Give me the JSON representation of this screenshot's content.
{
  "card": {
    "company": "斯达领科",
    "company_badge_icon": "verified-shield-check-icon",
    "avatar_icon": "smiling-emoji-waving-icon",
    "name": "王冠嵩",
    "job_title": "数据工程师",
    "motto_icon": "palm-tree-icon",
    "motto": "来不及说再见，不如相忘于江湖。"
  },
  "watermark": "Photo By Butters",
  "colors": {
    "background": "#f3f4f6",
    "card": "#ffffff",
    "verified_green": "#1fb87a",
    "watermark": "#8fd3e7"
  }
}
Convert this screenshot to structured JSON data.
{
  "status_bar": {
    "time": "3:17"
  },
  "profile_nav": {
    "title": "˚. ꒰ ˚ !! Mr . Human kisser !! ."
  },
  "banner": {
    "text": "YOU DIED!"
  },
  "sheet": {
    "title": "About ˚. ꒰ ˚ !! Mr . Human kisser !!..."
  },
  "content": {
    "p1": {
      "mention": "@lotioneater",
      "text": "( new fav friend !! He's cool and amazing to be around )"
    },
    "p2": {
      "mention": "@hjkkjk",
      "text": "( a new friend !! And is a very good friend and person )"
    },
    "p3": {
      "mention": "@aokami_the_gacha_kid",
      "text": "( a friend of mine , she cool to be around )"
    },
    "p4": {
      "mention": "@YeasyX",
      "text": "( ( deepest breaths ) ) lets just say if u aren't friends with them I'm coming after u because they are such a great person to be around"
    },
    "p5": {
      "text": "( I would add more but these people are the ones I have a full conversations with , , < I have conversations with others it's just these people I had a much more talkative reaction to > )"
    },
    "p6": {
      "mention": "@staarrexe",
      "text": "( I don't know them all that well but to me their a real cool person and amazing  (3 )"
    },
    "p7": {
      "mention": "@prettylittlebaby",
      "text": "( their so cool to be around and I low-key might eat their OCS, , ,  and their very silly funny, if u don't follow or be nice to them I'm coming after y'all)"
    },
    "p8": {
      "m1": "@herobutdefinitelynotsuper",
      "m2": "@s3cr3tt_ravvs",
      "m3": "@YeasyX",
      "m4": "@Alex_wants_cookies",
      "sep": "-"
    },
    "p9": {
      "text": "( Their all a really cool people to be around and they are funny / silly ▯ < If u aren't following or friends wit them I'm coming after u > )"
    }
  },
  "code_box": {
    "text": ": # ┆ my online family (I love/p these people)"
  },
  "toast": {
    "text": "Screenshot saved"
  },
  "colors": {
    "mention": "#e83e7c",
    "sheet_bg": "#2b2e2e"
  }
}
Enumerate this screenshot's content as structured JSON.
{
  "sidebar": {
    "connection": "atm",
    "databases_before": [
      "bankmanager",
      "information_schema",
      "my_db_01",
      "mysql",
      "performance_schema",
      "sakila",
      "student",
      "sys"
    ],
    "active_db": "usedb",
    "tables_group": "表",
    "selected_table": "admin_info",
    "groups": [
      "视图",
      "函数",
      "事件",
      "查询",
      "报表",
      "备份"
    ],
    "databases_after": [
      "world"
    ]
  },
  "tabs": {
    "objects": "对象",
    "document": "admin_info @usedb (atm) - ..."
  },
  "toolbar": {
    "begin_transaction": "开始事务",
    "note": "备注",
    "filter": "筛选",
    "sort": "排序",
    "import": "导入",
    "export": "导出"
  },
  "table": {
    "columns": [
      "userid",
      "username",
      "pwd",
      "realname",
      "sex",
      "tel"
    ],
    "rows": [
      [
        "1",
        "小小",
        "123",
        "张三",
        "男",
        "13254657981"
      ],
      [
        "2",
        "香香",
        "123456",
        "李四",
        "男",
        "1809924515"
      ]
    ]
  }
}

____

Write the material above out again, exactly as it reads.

Exercise answer:
Give me the JSON representation of this screenshot's content.
{
  "card": {
    "company": "斯达领科",
    "company_badge_icon": "verified-shield-check-icon",
    "avatar_icon": "smiling-emoji-waving-icon",
    "name": "王冠嵩",
    "job_title": "数据工程师",
    "motto_icon": "palm-tree-icon",
    "motto": "来不及说再见，不如相忘于江湖。"
  },
  "watermark": "Photo By Butters",
  "colors": {
    "background": "#f3f4f6",
    "card": "#ffffff",
    "verified_green": "#1fb87a",
    "watermark": "#8fd3e7"
  }
}
Convert this screenshot to structured JSON data.
{
  "status_bar": {
    "time": "3:17"
  },
  "profile_nav": {
    "title": "˚. ꒰ ˚ !! Mr . Human kisser !! ."
  },
  "banner": {
    "text": "YOU DIED!"
  },
  "sheet": {
    "title": "About ˚. ꒰ ˚ !! Mr . Human kisser !!..."
  },
  "content": {
    "p1": {
      "mention": "@lotioneater",
      "text": "( new fav friend !! He's cool and amazing to be around )"
    },
    "p2": {
      "mention": "@hjkkjk",
      "text": "( a new friend !! And is a very good friend and person )"
    },
    "p3": {
      "mention": "@aokami_the_gacha_kid",
      "text": "( a friend of mine , she cool to be around )"
    },
    "p4": {
      "mention": "@YeasyX",
      "text": "( ( deepest breaths ) ) lets just say if u aren't friends with them I'm coming after u because they are such a great person to be around"
    },
    "p5": {
      "text": "( I would add more but these people are the ones I have a full conversations with , , < I have conversations with others it's just these people I had a much more talkative reaction to > )"
    },
    "p6": {
      "mention": "@staarrexe",
      "text": "( I don't know them all that well but to me their a real cool person and amazing  (3 )"
    },
    "p7": {
      "mention": "@prettylittlebaby",
      "text": "( their so cool to be around and I low-key might eat their OCS, , ,  and their very silly funny, if u don't follow or be nice to them I'm coming after y'all)"
    },
    "p8": {
      "m1": "@herobutdefinitelynotsuper",
      "m2": "@s3cr3tt_ravvs",
      "m3": "@YeasyX",
      "m4": "@Alex_wants_cookies",
      "sep": "-"
    },
    "p9": {
      "text": "( Their all a really cool people to be around and they are funny / silly ▯ < If u aren't following or friends wit them I'm coming after u > )"
    }
  },
  "code_box": {
    "text": ": # ┆ my online family (I love/p these people)"
  },
  "toast": {
    "text": "Screenshot saved"
  },
  "colors": {
    "mention": "#e83e7c",
    "sheet_bg": "#2b2e2e"
  }
}
Enumerate this screenshot's content as structured JSON.
{
  "sidebar": {
    "connection": "atm",
    "databases_before": [
      "bankmanager",
      "information_schema",
      "my_db_01",
      "mysql",
      "performance_schema",
      "sakila",
      "student",
      "sys"
    ],
    "active_db": "usedb",
    "tables_group": "表",
    "selected_table": "admin_info",
    "groups": [
      "视图",
      "函数",
      "事件",
      "查询",
      "报表",
      "备份"
    ],
    "databases_after": [
      "world"
    ]
  },
  "tabs": {
    "objects": "对象",
    "document": "admin_info @usedb (atm) - ..."
  },
  "toolbar": {
    "begin_transaction": "开始事务",
    "note": "备注",
    "filter": "筛选",
    "sort": "排序",
    "import": "导入",
    "export": "导出"
  },
  "table": {
    "columns": [
      "userid",
      "username",
      "pwd",
      "realname",
      "sex",
      "tel"
    ],
    "rows": [
      [
        "1",
        "小小",
        "123",
        "张三",
        "男",
        "13254657981"
      ],
      [
        "2",
        "香香",
        "123456",
        "李四",
        "男",
        "1809924515"
      ]
    ]
  }
}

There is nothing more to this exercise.